The two basic shots are the wrist shot (flicking the stick) and the slap shot (winding up and slamming the puck). Deking is the art of feinting an opponent out of the way, either to skate around him to to get off an unobstructed shot. If he's good enough, he will some day get a hat trick _ three goals in one game. Wayne Gretzky has 46 hat tricks in his NHL career. No one else is close.


Offsides: There are two kinds of offsides: when an attacking player precedes the puck across the other team's blue line or when the puck is passed across two lines (the red line and one blue line) to a teammate.

Icing: Icing is the act of passing the puck from your own half of the ice past the other team's goal line. It is a defensive maneuver, usually to reduce pressure on the goaltender. When the opposing team touches the puck, play is halted and the puck is brought back to the other end.

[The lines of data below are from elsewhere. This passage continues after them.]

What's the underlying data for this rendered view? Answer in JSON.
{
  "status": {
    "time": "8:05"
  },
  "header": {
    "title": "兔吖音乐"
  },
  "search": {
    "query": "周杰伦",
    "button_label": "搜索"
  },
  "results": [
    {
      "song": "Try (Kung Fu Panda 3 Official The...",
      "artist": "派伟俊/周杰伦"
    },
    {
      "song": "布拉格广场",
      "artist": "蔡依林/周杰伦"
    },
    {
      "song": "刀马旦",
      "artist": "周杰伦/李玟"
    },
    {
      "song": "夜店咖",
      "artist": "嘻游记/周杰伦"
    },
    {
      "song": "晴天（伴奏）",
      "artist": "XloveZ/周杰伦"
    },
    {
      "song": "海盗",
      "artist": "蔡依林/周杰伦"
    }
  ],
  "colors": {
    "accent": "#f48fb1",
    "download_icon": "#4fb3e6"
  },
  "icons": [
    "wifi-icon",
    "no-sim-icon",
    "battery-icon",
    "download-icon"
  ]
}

Teams that are killing a penalty, however, are allowed to ice the puck.

Freezing the puck: Another delaying tactic is freezing the puck, pressing it against the boards with the stick or skates. If a player does that with no opponent nearby, he can receive a two-minute delay-of-game penalty. Play starts and resumes with a face-off, hockey's equivalent of the jump ball in basketball.

Crease: The crease is the area directly in front of the goal. Only the goalie is permitted there. No player can score from the crease unless is is pinned in there by an opponent. And a player can not kick the puck into the goal (although he can direct it in), nor can he bat in a puck above his shoulders.

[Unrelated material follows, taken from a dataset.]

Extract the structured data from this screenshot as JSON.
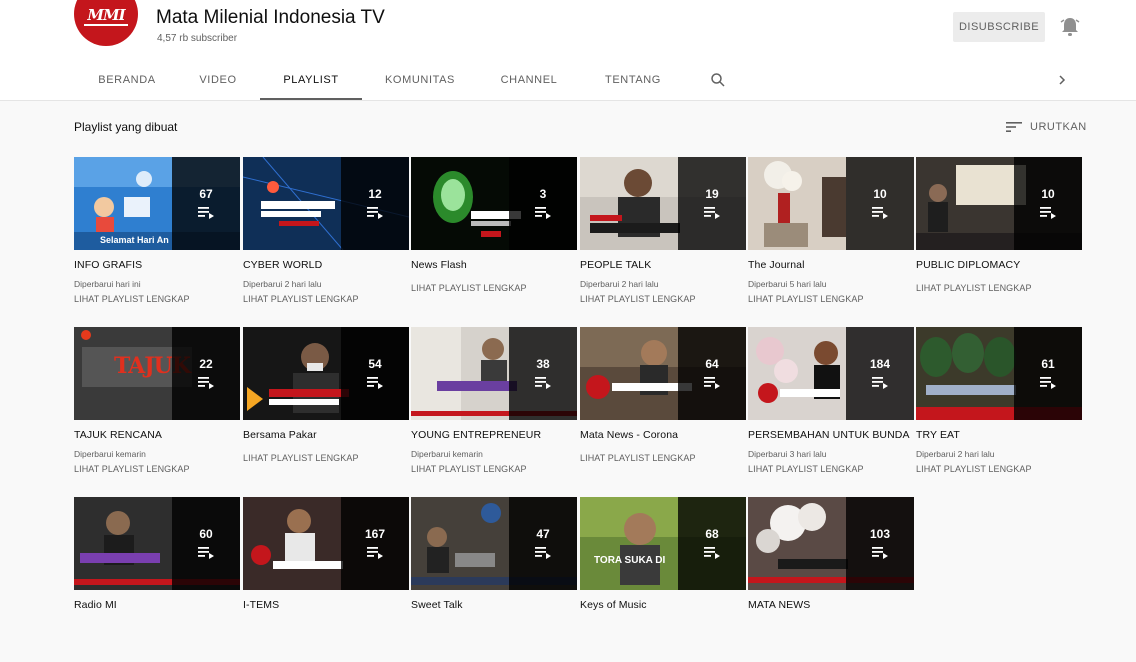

Checking: Checking is the act of guarding or defending against the opponent with the puck. Poke-checking and sweep-checking are ways of separating the skater and the puck with one's stick. Body checking, usually with he hip, is using the body to block or hit the puck-carrier. Backchecking is checking in your own defensive zone. Forechecking is checking in the other team's defensive zone (your attacking zone).